The response should be an exact copy of the records, with the pictures removed.
┌────────
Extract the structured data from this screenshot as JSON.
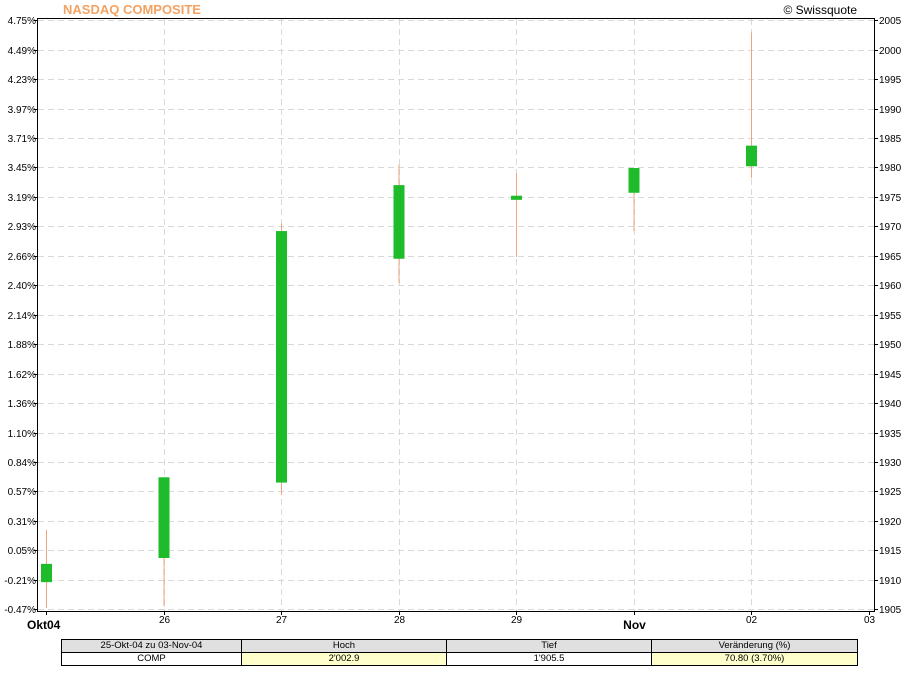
{
  "header": {
    "title": "NASDAQ COMPOSITE",
    "copyright": "© Swissquote"
  },
  "chart_data": {
    "type": "candlestick",
    "title": "NASDAQ COMPOSITE",
    "x_tick_labels": [
      "Okt04",
      "26",
      "27",
      "28",
      "29",
      "Nov",
      "02",
      "03"
    ],
    "x_tick_bold": [
      true,
      false,
      false,
      false,
      false,
      true,
      false,
      false
    ],
    "y_left_ticks": [
      "4.75%",
      "4.49%",
      "4.23%",
      "3.97%",
      "3.71%",
      "3.45%",
      "3.19%",
      "2.93%",
      "2.66%",
      "2.40%",
      "2.14%",
      "1.88%",
      "1.62%",
      "1.36%",
      "1.10%",
      "0.84%",
      "0.57%",
      "0.31%",
      "0.05%",
      "-0.21%",
      "-0.47%"
    ],
    "y_right_ticks": [
      2005,
      2000,
      1995,
      1990,
      1985,
      1980,
      1975,
      1970,
      1965,
      1960,
      1955,
      1950,
      1945,
      1940,
      1935,
      1930,
      1925,
      1920,
      1915,
      1910,
      1905
    ],
    "ylim": [
      1904.7,
      2005.2
    ],
    "grid": true,
    "candles": [
      {
        "x": "25",
        "open": 1909.6,
        "high": 1918.5,
        "low": 1905.2,
        "close": 1912.7
      },
      {
        "x": "26",
        "open": 1913.7,
        "high": 1927.4,
        "low": 1905.5,
        "close": 1927.4
      },
      {
        "x": "27",
        "open": 1926.5,
        "high": 1970.5,
        "low": 1924.4,
        "close": 1969.2
      },
      {
        "x": "28",
        "open": 1964.5,
        "high": 1980.5,
        "low": 1960.4,
        "close": 1977.0
      },
      {
        "x": "29",
        "open": 1974.5,
        "high": 1979.0,
        "low": 1964.8,
        "close": 1975.2
      },
      {
        "x": "01",
        "open": 1975.7,
        "high": 1978.8,
        "low": 1969.2,
        "close": 1979.9
      },
      {
        "x": "02",
        "open": 1980.2,
        "high": 2002.9,
        "low": 1978.2,
        "close": 1983.7
      }
    ],
    "colors": {
      "candle_up": "#1ebb2a",
      "wick": "#f0a57e",
      "grid": "#d9d9d9",
      "title": "#f4a262"
    }
  },
  "stats_table": {
    "headers": [
      "25-Okt-04 zu 03-Nov-04",
      "Hoch",
      "Tief",
      "Veränderung (%)"
    ],
    "row": [
      "COMP",
      "2'002.9",
      "1'905.5",
      "70.80 (3.70%)"
    ]
  }
}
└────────
> **PROBLEM SOLUTION**:
Extract the structured data from this screenshot as JSON.
{
  "header": {
    "title": "NASDAQ COMPOSITE",
    "copyright": "© Swissquote"
  },
  "chart_data": {
    "type": "candlestick",
    "title": "NASDAQ COMPOSITE",
    "x_tick_labels": [
      "Okt04",
      "26",
      "27",
      "28",
      "29",
      "Nov",
      "02",
      "03"
    ],
    "x_tick_bold": [
      true,
      false,
      false,
      false,
      false,
      true,
      false,
      false
    ],
    "y_left_ticks": [
      "4.75%",
      "4.49%",
      "4.23%",
      "3.97%",
      "3.71%",
      "3.45%",
      "3.19%",
      "2.93%",
      "2.66%",
      "2.40%",
      "2.14%",
      "1.88%",
      "1.62%",
      "1.36%",
      "1.10%",
      "0.84%",
      "0.57%",
      "0.31%",
      "0.05%",
      "-0.21%",
      "-0.47%"
    ],
    "y_right_ticks": [
      2005,
      2000,
      1995,
      1990,
      1985,
      1980,
      1975,
      1970,
      1965,
      1960,
      1955,
      1950,
      1945,
      1940,
      1935,
      1930,
      1925,
      1920,
      1915,
      1910,
      1905
    ],
    "ylim": [
      1904.7,
      2005.2
    ],
    "grid": true,
    "candles": [
      {
        "x": "25",
        "open": 1909.6,
        "high": 1918.5,
        "low": 1905.2,
        "close": 1912.7
      },
      {
        "x": "26",
        "open": 1913.7,
        "high": 1927.4,
        "low": 1905.5,
        "close": 1927.4
      },
      {
        "x": "27",
        "open": 1926.5,
        "high": 1970.5,
        "low": 1924.4,
        "close": 1969.2
      },
      {
        "x": "28",
        "open": 1964.5,
        "high": 1980.5,
        "low": 1960.4,
        "close": 1977.0
      },
      {
        "x": "29",
        "open": 1974.5,
        "high": 1979.0,
        "low": 1964.8,
        "close": 1975.2
      },
      {
        "x": "01",
        "open": 1975.7,
        "high": 1978.8,
        "low": 1969.2,
        "close": 1979.9
      },
      {
        "x": "02",
        "open": 1980.2,
        "high": 2002.9,
        "low": 1978.2,
        "close": 1983.7
      }
    ],
    "colors": {
      "candle_up": "#1ebb2a",
      "wick": "#f0a57e",
      "grid": "#d9d9d9",
      "title": "#f4a262"
    }
  },
  "stats_table": {
    "headers": [
      "25-Okt-04 zu 03-Nov-04",
      "Hoch",
      "Tief",
      "Veränderung (%)"
    ],
    "row": [
      "COMP",
      "2'002.9",
      "1'905.5",
      "70.80 (3.70%)"
    ]
  }
}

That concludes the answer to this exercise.